** DATA PROVIDED **
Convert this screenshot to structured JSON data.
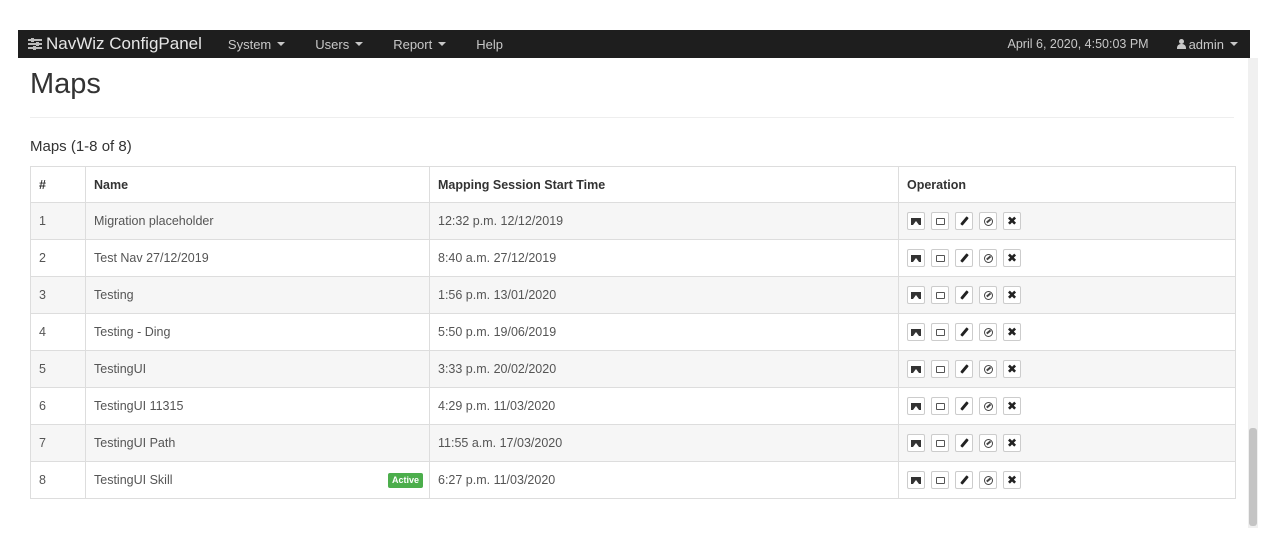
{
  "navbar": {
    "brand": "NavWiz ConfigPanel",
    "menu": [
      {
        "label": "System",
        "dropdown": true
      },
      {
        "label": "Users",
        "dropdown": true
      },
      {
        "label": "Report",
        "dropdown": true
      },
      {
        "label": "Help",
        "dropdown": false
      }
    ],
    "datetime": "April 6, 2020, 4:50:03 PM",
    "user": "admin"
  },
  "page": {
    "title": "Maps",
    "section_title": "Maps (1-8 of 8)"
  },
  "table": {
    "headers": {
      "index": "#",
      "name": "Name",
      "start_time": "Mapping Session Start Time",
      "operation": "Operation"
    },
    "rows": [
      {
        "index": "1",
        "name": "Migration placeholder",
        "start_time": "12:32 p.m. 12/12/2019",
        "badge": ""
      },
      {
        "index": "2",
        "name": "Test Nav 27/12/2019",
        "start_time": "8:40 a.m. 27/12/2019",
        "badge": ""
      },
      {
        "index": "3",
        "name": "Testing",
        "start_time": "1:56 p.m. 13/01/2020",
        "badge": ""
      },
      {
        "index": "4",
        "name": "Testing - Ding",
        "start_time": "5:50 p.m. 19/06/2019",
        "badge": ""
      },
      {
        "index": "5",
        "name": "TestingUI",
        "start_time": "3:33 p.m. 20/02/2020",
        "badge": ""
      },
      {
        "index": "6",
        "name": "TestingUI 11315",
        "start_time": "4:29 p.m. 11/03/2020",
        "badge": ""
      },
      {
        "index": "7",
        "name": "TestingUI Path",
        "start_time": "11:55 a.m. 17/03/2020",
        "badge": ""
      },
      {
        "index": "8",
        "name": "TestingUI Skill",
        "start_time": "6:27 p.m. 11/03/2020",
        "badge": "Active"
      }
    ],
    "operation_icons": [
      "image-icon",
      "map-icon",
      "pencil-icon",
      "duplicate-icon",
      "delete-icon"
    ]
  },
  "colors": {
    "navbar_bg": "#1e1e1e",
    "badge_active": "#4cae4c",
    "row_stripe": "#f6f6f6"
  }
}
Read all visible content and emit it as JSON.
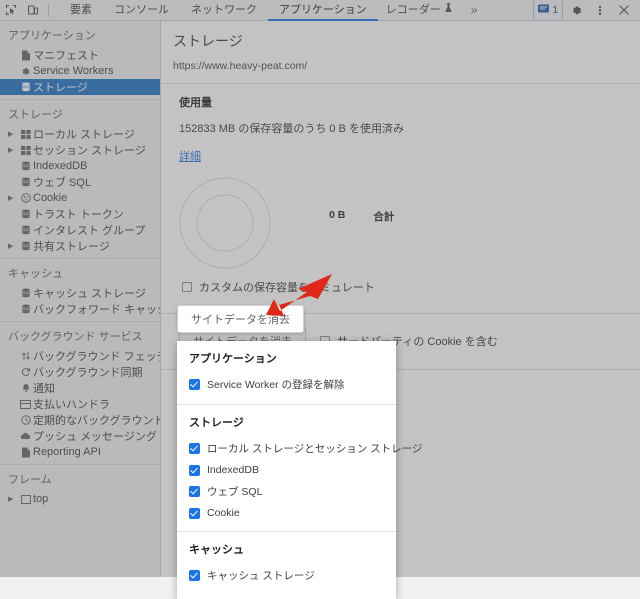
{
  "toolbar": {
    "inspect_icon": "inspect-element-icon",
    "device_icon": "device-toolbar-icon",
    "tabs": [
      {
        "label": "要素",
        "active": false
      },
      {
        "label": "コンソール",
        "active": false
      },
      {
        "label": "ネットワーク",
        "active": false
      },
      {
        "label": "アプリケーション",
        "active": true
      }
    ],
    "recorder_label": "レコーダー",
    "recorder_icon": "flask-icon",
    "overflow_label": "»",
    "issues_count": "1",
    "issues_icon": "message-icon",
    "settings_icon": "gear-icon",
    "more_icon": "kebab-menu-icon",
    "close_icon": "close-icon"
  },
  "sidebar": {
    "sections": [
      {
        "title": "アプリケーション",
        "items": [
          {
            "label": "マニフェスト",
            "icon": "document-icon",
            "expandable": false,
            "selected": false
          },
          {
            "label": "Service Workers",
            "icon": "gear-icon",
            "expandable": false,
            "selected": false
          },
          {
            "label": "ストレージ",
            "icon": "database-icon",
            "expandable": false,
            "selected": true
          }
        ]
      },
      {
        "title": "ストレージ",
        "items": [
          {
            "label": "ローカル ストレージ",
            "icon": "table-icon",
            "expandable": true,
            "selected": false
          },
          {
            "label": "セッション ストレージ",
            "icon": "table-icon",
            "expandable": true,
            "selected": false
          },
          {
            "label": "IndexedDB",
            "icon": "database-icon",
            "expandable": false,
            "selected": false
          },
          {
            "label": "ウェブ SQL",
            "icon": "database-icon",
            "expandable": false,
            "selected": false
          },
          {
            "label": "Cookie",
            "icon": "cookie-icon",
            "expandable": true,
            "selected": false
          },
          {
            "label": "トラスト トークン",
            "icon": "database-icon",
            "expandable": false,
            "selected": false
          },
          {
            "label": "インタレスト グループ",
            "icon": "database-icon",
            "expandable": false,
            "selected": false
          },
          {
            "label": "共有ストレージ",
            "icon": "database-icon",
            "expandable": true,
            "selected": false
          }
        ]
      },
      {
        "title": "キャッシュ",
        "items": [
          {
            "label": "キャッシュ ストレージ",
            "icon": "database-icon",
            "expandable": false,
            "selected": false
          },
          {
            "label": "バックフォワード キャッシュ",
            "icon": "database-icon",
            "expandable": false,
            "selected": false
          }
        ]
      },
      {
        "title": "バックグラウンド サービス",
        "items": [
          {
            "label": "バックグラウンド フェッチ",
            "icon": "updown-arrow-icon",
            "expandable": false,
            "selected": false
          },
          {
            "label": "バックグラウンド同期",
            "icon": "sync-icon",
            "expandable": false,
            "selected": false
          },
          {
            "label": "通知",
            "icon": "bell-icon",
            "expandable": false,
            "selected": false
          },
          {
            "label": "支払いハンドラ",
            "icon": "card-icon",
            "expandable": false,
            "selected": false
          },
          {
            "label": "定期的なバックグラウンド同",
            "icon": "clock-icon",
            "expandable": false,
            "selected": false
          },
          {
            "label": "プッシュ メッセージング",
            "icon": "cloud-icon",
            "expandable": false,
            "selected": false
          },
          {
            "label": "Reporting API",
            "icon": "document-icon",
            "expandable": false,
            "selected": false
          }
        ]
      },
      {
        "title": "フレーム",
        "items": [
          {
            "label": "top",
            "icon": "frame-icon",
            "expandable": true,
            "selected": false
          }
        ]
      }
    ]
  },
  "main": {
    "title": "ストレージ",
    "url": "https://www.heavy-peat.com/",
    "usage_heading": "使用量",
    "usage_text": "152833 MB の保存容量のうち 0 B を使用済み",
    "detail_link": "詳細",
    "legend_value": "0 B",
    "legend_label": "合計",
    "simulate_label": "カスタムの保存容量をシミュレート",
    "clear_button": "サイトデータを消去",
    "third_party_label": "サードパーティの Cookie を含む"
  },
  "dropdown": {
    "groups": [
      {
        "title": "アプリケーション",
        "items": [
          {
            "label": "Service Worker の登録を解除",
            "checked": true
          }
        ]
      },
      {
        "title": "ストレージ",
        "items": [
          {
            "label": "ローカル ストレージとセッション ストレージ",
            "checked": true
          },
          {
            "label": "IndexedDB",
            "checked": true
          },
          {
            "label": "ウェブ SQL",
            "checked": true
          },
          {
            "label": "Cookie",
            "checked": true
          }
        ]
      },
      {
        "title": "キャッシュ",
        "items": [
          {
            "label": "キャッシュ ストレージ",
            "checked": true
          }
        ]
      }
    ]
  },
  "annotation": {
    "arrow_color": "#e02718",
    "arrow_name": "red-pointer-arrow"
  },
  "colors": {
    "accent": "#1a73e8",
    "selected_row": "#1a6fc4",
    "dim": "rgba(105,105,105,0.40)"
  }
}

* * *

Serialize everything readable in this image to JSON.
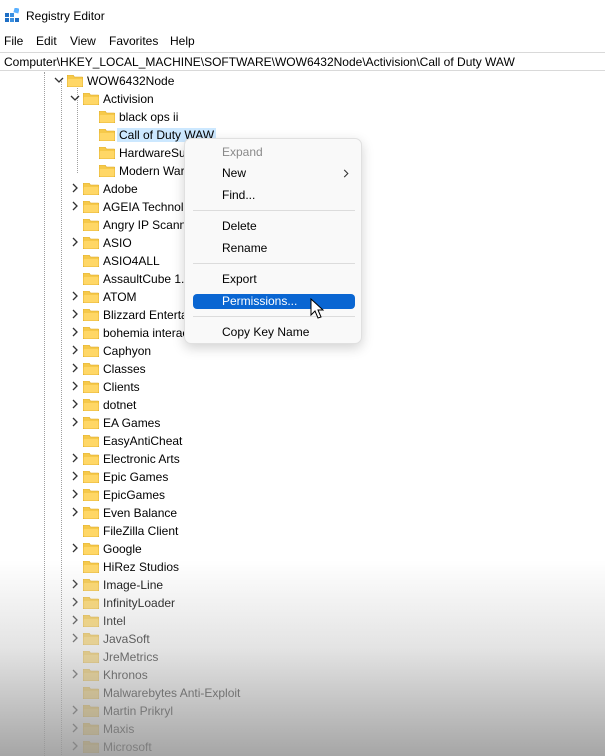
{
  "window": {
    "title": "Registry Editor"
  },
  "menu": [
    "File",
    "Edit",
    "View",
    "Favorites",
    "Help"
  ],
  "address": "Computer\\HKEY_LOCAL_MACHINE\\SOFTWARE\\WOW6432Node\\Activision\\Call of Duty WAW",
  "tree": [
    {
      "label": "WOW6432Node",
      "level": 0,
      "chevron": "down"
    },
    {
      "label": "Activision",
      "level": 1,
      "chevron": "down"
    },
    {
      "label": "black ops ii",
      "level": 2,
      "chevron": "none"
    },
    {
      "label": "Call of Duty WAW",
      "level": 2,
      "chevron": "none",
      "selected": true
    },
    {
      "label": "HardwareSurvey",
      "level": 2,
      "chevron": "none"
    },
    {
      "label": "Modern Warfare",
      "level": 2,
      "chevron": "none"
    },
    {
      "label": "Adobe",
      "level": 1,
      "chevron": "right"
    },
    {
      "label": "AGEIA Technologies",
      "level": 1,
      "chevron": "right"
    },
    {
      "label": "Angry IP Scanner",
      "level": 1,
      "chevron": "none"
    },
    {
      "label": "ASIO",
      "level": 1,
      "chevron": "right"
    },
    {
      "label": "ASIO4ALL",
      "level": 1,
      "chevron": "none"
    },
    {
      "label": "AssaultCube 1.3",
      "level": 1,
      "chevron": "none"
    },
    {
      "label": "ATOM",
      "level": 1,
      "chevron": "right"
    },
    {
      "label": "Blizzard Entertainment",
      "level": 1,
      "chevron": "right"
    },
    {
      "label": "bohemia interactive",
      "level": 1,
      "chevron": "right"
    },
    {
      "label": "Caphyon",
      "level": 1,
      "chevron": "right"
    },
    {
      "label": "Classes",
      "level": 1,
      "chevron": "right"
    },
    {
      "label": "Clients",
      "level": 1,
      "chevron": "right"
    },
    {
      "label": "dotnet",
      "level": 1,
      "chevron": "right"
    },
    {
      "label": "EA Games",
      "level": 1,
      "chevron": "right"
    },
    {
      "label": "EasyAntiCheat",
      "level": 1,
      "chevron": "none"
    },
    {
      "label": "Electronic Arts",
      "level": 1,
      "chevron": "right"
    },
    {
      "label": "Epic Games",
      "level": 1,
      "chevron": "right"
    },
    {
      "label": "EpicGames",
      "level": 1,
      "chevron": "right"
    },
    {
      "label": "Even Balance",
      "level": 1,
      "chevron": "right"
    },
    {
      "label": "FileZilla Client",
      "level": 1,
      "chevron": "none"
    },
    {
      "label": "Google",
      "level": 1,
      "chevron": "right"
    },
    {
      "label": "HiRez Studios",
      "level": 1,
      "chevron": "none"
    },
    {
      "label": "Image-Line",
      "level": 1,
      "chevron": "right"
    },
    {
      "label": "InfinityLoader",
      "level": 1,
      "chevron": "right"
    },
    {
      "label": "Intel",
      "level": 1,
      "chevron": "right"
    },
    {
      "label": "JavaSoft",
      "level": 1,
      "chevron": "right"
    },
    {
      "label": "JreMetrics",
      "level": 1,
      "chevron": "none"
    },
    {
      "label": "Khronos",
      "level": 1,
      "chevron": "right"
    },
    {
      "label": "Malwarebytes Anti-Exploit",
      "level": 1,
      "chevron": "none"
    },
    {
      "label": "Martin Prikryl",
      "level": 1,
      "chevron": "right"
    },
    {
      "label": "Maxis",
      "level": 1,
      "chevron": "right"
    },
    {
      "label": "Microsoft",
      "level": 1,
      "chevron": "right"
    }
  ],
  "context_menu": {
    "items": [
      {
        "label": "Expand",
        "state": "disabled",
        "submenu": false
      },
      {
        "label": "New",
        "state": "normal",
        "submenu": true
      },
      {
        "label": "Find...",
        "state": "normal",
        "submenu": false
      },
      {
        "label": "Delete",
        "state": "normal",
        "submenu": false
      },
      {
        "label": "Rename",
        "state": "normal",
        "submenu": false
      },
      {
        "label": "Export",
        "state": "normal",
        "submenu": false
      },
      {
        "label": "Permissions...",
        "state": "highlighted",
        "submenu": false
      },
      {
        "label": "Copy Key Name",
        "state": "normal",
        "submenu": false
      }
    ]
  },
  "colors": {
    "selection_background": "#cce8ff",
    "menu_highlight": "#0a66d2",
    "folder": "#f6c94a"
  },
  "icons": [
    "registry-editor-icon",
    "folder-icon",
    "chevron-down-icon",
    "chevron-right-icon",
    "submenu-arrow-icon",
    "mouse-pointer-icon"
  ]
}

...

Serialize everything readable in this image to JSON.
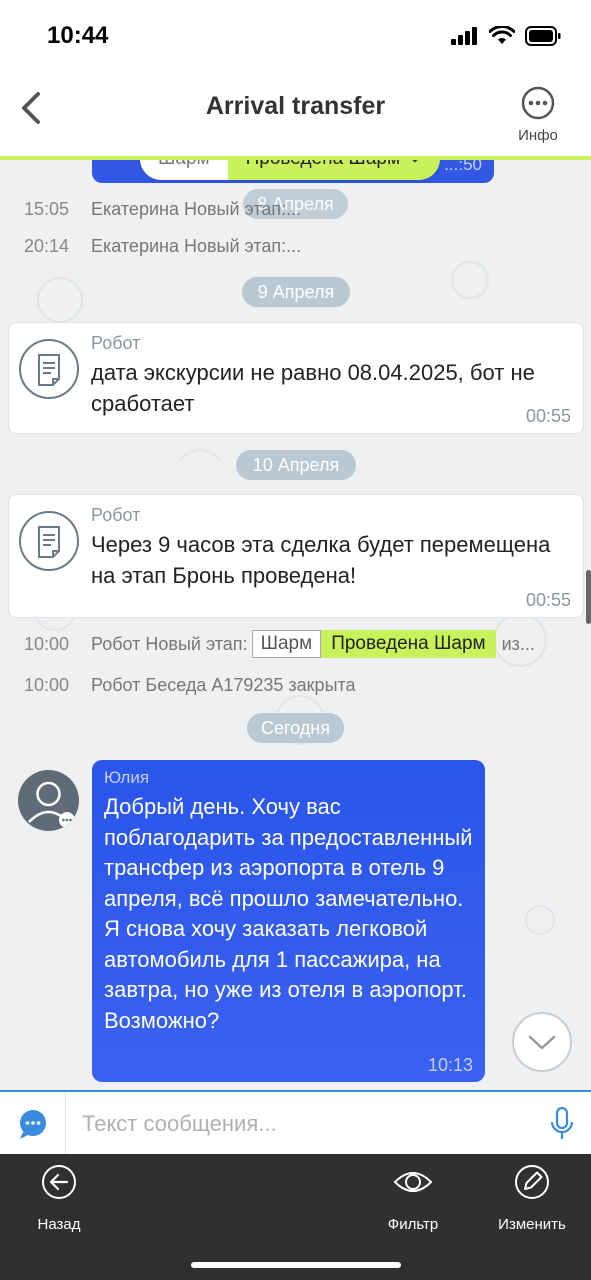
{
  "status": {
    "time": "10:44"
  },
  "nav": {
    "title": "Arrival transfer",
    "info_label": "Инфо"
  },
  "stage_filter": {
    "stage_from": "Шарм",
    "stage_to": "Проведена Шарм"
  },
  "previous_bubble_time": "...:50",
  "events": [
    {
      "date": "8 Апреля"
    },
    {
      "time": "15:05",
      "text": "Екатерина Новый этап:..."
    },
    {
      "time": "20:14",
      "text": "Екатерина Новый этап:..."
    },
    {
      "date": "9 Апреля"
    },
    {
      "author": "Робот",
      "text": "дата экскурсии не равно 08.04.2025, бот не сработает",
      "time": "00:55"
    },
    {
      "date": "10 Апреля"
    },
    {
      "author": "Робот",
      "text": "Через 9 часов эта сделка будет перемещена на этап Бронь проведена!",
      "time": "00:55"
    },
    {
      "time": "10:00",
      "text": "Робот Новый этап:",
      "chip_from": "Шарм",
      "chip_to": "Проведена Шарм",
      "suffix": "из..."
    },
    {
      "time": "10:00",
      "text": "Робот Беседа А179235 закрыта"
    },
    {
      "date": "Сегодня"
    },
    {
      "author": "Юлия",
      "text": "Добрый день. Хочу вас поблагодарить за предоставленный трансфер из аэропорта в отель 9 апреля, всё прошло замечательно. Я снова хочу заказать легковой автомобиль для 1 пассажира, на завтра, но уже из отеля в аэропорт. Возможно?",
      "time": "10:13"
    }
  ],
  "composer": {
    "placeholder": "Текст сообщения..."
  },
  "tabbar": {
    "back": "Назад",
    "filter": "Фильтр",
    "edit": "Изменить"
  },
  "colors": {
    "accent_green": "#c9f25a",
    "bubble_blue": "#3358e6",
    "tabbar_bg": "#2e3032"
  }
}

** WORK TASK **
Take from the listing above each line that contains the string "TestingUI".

** OUTPUT FOR THIS EXERCISE **
        "name": "TestingUI",
        "name": "TestingUI 11315",
        "name": "TestingUI Path",
        "name": "TestingUI Skill",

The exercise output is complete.